Exercise prompt → Which of the lines below hold "config"? Please return each one.

Data for analysis →
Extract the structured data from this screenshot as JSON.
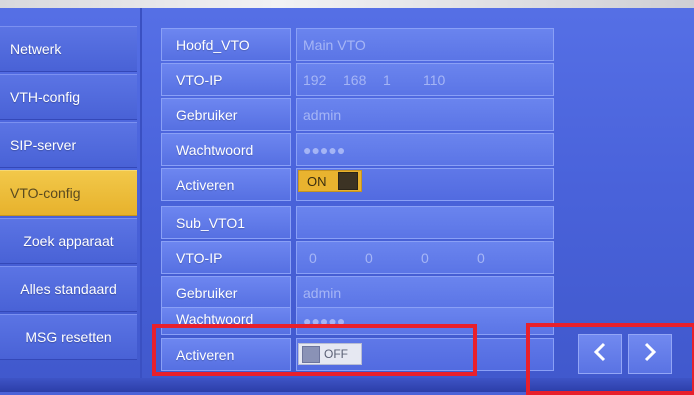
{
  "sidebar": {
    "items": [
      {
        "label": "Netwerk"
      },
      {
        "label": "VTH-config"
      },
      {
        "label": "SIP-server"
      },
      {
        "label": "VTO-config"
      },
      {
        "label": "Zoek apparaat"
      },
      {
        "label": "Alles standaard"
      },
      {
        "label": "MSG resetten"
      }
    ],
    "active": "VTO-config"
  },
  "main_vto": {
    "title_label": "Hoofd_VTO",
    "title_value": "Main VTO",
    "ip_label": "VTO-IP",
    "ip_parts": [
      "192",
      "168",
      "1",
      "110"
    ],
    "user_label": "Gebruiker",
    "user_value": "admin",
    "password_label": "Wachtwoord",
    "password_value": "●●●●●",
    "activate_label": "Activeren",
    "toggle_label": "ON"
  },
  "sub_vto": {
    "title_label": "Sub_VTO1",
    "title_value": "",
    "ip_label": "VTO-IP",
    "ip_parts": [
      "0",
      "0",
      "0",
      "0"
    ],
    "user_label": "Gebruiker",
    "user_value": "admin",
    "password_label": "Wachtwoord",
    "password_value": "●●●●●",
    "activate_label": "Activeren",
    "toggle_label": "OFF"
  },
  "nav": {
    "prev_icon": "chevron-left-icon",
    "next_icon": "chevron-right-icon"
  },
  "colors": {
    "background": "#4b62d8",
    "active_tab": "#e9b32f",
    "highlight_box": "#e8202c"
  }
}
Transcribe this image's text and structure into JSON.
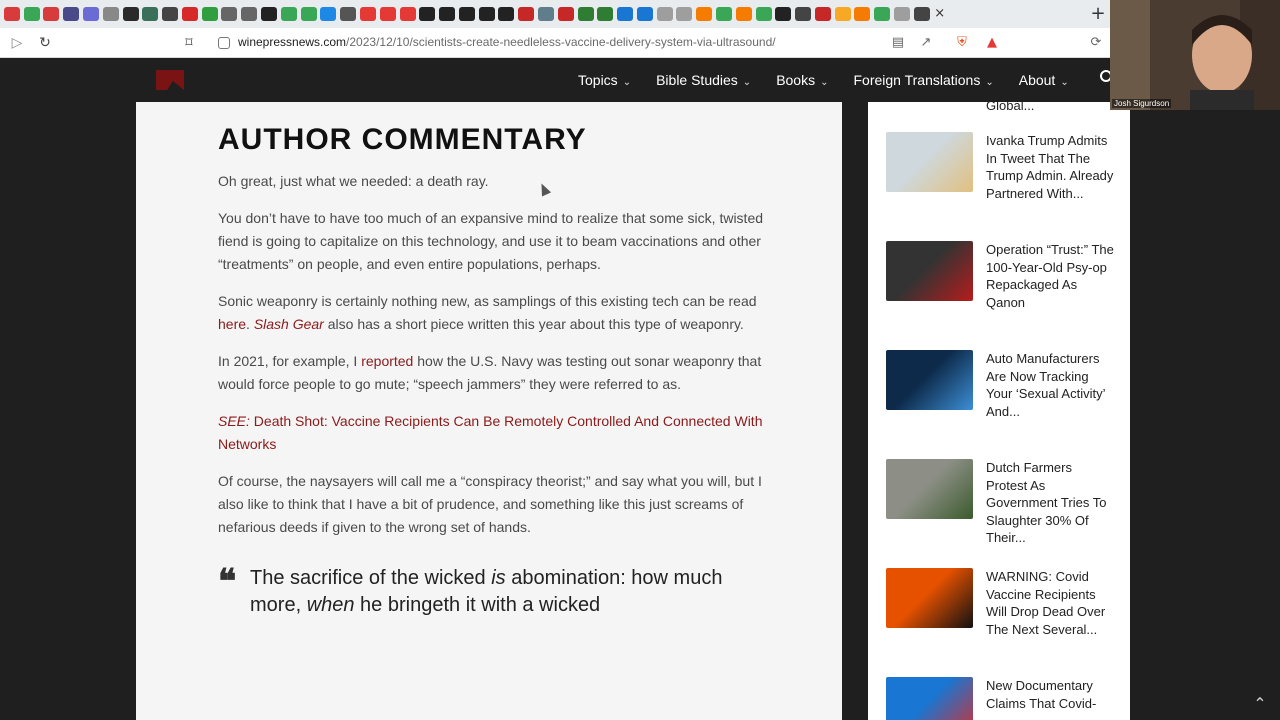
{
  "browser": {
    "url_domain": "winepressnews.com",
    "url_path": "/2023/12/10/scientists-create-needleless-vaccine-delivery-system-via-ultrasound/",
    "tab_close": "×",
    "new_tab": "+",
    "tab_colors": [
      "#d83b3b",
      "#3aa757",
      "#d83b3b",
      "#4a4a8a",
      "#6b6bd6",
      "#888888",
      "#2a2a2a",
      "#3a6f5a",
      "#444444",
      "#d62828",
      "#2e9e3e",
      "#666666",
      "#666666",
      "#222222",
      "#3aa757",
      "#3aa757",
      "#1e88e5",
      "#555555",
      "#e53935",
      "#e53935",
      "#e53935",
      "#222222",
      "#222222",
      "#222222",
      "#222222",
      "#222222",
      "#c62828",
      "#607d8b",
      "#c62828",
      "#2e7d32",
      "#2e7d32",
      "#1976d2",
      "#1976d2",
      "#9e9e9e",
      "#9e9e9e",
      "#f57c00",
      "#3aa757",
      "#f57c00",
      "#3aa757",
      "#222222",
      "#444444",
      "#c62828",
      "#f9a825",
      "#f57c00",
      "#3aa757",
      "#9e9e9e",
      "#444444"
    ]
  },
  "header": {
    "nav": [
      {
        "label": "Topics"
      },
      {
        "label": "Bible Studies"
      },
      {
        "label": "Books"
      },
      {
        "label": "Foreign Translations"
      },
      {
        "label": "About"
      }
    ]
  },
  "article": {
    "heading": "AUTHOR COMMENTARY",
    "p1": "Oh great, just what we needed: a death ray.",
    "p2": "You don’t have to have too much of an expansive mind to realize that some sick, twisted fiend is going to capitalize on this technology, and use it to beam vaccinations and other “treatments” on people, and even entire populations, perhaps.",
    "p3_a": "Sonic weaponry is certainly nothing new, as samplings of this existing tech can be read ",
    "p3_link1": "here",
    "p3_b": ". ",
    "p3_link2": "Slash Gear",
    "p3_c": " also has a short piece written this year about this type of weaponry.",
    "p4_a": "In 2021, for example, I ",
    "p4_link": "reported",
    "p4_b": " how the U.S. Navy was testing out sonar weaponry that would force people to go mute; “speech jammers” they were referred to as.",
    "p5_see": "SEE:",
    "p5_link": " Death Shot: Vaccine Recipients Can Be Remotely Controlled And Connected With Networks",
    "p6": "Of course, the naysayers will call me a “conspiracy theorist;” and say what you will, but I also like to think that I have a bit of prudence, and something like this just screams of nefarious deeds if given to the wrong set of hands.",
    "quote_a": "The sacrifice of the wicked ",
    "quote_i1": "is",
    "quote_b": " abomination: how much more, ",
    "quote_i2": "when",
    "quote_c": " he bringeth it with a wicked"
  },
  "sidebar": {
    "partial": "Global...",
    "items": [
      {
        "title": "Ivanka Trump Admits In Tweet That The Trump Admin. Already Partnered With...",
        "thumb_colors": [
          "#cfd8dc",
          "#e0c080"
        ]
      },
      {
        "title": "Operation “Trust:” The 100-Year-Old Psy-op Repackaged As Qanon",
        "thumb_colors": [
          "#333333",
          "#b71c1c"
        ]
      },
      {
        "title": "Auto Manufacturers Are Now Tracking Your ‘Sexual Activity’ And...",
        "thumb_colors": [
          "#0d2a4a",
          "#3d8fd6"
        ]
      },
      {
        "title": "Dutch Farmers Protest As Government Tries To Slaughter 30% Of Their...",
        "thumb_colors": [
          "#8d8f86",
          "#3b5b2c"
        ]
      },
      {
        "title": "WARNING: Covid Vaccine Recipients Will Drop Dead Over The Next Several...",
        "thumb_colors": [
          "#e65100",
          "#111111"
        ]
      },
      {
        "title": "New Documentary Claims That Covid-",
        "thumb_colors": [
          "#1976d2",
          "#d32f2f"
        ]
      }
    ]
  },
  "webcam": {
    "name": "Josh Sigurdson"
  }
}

Answer for the task →
        "label": "VTH-config"
        "label": "VTO-config"
    "active": "VTO-config"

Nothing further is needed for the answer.